START Available records

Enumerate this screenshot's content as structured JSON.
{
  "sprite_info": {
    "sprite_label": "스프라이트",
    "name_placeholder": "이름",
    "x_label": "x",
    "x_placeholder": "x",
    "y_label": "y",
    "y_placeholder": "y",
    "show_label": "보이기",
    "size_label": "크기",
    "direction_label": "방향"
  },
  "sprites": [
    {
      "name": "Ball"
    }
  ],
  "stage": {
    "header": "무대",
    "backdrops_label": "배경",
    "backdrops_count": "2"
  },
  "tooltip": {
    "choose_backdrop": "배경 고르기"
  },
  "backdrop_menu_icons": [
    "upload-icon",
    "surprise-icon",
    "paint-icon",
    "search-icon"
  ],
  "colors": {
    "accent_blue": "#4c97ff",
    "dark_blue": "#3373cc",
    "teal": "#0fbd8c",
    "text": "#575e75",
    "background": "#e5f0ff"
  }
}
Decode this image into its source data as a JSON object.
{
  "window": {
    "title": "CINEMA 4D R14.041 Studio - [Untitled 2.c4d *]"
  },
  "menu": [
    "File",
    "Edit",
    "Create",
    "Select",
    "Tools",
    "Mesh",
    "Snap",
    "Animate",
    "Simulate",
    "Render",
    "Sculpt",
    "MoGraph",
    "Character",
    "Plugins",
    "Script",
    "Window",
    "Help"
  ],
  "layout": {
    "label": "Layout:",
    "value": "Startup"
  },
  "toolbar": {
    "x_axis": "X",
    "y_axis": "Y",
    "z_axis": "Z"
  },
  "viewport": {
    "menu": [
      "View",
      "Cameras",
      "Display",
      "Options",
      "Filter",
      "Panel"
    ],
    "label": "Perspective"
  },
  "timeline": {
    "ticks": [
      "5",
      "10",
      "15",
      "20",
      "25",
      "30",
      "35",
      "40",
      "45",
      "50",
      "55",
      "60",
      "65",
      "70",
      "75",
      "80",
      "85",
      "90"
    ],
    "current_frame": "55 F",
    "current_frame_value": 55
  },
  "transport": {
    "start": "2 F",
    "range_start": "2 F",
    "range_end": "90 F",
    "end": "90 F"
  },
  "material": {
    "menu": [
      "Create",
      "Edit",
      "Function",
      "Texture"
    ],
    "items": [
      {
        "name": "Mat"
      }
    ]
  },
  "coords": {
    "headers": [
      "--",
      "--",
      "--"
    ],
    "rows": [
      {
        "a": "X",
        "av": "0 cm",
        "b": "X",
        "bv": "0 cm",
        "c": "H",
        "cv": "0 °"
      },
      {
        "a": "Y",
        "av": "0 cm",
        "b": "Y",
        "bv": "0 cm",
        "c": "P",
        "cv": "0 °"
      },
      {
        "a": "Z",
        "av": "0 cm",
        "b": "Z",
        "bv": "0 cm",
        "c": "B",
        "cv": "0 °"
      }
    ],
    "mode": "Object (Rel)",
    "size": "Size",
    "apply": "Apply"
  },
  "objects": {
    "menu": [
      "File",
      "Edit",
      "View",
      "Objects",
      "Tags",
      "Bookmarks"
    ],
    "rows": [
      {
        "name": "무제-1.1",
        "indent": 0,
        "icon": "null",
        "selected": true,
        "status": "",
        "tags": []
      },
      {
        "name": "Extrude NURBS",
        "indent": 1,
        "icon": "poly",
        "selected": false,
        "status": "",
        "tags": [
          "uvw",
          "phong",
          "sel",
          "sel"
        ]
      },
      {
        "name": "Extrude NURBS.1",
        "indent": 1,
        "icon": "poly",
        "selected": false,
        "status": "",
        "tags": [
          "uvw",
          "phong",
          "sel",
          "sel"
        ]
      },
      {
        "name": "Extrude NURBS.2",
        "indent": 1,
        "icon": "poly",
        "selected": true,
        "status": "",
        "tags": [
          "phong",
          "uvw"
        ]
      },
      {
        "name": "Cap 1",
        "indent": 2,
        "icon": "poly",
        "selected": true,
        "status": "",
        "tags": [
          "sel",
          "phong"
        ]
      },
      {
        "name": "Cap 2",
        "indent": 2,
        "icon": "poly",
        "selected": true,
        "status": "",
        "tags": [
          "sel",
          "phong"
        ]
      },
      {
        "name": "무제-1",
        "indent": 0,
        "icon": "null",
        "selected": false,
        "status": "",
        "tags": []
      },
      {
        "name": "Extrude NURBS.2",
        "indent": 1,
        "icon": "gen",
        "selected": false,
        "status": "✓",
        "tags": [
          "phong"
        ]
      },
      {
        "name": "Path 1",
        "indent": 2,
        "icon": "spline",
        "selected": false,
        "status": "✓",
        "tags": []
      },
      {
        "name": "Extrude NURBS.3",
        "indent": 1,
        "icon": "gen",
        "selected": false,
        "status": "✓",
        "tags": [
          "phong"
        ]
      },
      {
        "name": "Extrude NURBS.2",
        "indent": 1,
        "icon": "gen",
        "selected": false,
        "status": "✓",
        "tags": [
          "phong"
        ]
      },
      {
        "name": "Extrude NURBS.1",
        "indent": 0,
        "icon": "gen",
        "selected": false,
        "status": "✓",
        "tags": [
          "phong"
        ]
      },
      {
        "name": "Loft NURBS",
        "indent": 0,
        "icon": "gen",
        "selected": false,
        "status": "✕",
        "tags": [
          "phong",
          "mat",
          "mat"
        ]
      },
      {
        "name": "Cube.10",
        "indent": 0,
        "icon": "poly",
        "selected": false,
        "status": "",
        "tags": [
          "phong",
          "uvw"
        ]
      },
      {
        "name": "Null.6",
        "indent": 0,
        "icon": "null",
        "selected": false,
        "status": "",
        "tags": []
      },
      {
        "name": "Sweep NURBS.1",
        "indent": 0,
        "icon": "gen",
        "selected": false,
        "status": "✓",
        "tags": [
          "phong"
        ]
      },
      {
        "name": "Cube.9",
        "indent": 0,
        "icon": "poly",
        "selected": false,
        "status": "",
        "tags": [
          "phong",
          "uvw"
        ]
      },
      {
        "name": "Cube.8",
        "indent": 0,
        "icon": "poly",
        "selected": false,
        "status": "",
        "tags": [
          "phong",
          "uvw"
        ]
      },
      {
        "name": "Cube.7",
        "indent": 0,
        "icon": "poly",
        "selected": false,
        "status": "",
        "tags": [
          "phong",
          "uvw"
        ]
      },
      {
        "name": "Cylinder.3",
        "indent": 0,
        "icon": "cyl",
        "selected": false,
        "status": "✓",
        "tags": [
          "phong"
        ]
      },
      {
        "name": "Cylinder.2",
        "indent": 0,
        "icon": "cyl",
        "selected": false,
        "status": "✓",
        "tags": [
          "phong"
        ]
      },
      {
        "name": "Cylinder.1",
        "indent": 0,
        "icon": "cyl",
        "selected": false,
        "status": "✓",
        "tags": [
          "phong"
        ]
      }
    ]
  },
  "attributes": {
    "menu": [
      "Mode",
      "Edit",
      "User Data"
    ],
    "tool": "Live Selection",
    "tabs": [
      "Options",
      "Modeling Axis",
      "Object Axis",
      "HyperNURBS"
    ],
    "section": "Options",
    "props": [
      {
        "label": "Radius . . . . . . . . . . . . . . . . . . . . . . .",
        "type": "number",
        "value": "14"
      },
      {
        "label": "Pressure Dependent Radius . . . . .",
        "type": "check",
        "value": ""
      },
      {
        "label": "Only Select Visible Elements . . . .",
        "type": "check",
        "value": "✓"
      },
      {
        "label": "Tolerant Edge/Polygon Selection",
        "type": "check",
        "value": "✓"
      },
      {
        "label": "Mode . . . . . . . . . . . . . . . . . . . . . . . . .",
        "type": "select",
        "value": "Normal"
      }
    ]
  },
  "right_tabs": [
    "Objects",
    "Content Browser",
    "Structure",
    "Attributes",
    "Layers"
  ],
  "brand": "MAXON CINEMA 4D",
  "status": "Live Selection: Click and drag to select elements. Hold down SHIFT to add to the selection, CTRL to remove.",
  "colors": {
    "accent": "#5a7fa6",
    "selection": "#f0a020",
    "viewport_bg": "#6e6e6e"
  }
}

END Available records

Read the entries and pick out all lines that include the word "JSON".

Enumerate this screenshot's content as structured JSON.
Decode this image into its source data as a JSON object.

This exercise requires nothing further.